START DATA RECORDS

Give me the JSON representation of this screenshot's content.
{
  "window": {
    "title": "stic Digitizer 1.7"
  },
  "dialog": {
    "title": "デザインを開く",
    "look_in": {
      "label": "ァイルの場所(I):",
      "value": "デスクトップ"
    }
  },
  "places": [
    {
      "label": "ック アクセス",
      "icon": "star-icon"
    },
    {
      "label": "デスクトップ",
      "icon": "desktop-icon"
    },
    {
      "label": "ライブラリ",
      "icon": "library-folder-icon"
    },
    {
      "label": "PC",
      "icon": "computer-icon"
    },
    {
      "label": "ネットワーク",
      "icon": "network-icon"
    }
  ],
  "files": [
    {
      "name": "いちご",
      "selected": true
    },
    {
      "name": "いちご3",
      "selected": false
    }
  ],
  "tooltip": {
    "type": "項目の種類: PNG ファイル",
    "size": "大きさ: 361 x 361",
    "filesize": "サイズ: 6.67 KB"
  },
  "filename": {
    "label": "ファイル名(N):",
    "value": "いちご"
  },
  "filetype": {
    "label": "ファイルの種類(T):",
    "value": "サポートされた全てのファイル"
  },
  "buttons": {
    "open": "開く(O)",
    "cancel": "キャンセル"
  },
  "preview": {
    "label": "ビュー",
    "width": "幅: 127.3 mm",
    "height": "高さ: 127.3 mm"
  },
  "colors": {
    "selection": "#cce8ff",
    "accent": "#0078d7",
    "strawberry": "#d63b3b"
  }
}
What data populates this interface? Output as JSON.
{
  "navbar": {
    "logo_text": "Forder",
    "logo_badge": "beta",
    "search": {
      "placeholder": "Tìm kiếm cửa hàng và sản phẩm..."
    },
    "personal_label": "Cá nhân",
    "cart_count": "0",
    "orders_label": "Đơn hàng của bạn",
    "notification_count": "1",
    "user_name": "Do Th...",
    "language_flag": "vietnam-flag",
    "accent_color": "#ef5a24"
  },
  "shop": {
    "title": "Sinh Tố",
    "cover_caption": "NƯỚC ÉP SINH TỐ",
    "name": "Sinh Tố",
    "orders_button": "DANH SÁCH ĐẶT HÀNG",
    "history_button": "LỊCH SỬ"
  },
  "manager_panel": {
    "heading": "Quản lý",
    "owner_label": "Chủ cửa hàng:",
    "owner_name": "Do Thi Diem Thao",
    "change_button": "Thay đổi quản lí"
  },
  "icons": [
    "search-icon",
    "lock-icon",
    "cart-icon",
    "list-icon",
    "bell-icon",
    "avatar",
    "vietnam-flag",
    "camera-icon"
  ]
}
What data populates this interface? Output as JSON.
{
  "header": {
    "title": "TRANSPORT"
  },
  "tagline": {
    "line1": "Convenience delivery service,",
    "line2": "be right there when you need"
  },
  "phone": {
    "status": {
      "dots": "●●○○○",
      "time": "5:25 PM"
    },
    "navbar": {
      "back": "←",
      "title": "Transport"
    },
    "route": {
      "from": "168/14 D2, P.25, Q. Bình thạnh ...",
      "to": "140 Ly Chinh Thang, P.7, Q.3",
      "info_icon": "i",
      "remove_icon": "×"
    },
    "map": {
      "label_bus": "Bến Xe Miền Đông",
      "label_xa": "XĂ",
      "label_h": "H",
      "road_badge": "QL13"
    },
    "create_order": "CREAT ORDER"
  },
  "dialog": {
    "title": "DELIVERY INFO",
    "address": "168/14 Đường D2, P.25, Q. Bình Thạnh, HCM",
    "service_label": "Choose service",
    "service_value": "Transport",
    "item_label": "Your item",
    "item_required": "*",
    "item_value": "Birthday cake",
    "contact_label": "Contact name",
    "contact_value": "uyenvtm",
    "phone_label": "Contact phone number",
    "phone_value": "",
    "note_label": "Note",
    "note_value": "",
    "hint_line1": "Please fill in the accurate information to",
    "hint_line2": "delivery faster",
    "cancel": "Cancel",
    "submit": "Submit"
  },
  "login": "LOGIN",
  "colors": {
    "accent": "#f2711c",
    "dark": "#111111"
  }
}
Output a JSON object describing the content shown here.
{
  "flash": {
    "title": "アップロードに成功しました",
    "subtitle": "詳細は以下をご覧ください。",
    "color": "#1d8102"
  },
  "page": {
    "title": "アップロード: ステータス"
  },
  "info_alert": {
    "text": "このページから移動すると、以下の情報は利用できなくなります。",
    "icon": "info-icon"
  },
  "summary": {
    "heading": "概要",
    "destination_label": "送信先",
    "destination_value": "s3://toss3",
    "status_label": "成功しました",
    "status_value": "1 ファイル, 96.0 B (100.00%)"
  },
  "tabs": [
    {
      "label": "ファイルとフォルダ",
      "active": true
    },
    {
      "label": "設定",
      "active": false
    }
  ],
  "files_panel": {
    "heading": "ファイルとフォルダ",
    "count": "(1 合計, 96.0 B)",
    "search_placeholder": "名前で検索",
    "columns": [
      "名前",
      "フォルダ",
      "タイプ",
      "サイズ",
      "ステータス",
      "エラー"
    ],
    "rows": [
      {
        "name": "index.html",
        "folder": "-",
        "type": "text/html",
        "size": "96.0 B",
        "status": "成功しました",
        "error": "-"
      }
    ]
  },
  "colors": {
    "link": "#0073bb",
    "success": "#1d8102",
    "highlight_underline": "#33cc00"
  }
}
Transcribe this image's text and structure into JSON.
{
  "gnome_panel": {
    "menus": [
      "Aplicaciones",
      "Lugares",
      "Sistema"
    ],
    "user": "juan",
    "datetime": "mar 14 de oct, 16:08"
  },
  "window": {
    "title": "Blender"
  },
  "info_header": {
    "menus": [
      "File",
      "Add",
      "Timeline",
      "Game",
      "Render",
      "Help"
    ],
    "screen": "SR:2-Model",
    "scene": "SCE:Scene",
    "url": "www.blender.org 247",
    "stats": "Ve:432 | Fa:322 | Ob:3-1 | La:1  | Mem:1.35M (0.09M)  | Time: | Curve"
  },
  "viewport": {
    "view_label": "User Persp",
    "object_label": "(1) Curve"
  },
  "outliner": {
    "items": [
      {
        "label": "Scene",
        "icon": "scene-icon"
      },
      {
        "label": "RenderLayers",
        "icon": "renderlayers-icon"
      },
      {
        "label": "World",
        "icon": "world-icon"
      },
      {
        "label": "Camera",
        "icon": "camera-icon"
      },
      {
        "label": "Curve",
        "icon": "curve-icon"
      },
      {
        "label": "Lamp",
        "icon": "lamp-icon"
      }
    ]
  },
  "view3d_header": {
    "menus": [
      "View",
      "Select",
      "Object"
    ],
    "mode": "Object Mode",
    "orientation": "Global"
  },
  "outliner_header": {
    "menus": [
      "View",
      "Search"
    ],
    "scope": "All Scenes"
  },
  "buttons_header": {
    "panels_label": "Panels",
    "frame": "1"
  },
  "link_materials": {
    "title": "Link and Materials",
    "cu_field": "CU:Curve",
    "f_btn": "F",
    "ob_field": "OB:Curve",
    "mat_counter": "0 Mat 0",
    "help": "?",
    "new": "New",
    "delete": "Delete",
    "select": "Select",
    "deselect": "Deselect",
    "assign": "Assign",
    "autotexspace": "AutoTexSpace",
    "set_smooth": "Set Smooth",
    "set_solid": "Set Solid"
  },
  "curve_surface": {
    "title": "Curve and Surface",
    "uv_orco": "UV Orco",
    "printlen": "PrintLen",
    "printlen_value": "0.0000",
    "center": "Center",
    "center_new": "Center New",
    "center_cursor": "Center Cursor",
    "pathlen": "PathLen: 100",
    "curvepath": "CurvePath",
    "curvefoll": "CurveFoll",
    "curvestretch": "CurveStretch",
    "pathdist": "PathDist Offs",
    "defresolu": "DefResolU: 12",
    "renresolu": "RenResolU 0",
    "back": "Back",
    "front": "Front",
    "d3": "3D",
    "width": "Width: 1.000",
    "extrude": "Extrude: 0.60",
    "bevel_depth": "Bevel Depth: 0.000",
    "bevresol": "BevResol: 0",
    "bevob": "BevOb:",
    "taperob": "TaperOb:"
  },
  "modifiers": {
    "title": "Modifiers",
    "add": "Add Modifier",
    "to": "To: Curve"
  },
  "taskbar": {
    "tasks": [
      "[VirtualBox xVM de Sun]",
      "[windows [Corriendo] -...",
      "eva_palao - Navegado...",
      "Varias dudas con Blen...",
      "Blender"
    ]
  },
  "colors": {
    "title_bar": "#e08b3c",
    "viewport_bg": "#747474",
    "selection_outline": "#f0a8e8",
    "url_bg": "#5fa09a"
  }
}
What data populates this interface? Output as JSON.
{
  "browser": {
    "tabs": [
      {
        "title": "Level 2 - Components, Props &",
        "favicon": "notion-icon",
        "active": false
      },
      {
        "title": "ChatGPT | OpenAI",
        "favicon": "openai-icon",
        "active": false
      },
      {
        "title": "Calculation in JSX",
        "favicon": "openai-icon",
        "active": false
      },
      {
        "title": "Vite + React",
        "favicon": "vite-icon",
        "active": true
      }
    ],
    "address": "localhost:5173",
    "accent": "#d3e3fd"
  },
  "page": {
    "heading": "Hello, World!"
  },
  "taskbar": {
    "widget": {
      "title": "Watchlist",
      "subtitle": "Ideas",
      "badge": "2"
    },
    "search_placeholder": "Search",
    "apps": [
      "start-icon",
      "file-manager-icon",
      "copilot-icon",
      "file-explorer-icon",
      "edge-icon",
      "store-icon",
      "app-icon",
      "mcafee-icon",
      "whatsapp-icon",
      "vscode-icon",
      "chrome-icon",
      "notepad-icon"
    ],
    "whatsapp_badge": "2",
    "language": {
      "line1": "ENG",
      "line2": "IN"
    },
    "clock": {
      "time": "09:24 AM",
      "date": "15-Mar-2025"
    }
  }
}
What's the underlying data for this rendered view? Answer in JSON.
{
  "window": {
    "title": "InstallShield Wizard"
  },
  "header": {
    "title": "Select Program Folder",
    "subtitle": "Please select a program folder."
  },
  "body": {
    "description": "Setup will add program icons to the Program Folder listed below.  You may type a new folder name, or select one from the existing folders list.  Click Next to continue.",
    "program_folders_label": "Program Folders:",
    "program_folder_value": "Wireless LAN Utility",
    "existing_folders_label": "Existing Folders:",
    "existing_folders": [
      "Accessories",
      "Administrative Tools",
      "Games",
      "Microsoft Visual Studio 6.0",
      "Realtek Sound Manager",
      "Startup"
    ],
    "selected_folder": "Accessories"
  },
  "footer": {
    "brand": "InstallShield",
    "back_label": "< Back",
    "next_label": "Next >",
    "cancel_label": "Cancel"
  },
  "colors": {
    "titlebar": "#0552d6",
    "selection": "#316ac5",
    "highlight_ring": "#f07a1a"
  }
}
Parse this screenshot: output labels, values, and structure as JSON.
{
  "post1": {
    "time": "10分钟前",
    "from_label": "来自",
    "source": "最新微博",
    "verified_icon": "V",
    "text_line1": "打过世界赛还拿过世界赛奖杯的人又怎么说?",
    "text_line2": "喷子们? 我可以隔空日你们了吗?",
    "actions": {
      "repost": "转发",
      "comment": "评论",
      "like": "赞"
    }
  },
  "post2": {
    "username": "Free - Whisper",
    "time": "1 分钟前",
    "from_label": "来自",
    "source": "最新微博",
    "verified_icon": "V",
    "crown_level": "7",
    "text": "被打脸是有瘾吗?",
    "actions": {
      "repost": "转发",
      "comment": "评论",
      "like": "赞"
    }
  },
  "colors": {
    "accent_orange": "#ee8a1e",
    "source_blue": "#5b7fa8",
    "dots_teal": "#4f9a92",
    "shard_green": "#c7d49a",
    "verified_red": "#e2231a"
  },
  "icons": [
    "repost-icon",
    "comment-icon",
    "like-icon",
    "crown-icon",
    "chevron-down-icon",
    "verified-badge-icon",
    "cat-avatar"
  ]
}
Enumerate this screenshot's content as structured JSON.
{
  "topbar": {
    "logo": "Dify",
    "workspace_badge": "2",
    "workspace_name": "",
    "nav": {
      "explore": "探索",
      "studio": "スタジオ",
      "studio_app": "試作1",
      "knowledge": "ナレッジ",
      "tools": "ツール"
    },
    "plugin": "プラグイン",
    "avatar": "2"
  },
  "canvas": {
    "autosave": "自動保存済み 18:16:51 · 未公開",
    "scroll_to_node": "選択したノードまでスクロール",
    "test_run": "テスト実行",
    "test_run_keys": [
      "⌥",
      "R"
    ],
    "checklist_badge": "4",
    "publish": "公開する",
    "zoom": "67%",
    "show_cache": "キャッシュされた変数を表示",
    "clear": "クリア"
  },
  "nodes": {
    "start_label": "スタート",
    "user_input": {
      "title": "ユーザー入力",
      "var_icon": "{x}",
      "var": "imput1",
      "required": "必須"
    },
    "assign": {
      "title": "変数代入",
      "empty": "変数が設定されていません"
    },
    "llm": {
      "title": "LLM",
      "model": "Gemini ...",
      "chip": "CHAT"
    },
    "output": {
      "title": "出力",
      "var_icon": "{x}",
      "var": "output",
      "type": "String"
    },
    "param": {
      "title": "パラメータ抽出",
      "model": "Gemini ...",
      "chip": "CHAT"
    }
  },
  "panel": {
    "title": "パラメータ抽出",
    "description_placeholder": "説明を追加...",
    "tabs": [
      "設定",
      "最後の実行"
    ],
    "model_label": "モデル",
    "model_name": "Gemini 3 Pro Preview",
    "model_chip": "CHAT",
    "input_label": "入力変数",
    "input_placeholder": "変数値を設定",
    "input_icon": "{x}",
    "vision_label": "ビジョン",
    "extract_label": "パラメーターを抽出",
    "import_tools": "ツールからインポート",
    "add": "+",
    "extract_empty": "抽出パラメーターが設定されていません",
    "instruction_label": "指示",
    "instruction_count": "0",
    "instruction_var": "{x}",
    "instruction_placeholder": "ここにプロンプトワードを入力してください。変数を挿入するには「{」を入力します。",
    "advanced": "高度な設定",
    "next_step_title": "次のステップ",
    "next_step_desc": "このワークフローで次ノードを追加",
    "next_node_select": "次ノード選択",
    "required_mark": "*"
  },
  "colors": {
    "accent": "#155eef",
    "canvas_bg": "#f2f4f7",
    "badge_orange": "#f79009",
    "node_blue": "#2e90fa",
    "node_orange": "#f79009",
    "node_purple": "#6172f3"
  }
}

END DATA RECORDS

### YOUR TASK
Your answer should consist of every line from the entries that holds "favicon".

### TASK SOLUTION
        "favicon": "notion-icon",
        "favicon": "openai-icon",
        "favicon": "openai-icon",
        "favicon": "vite-icon",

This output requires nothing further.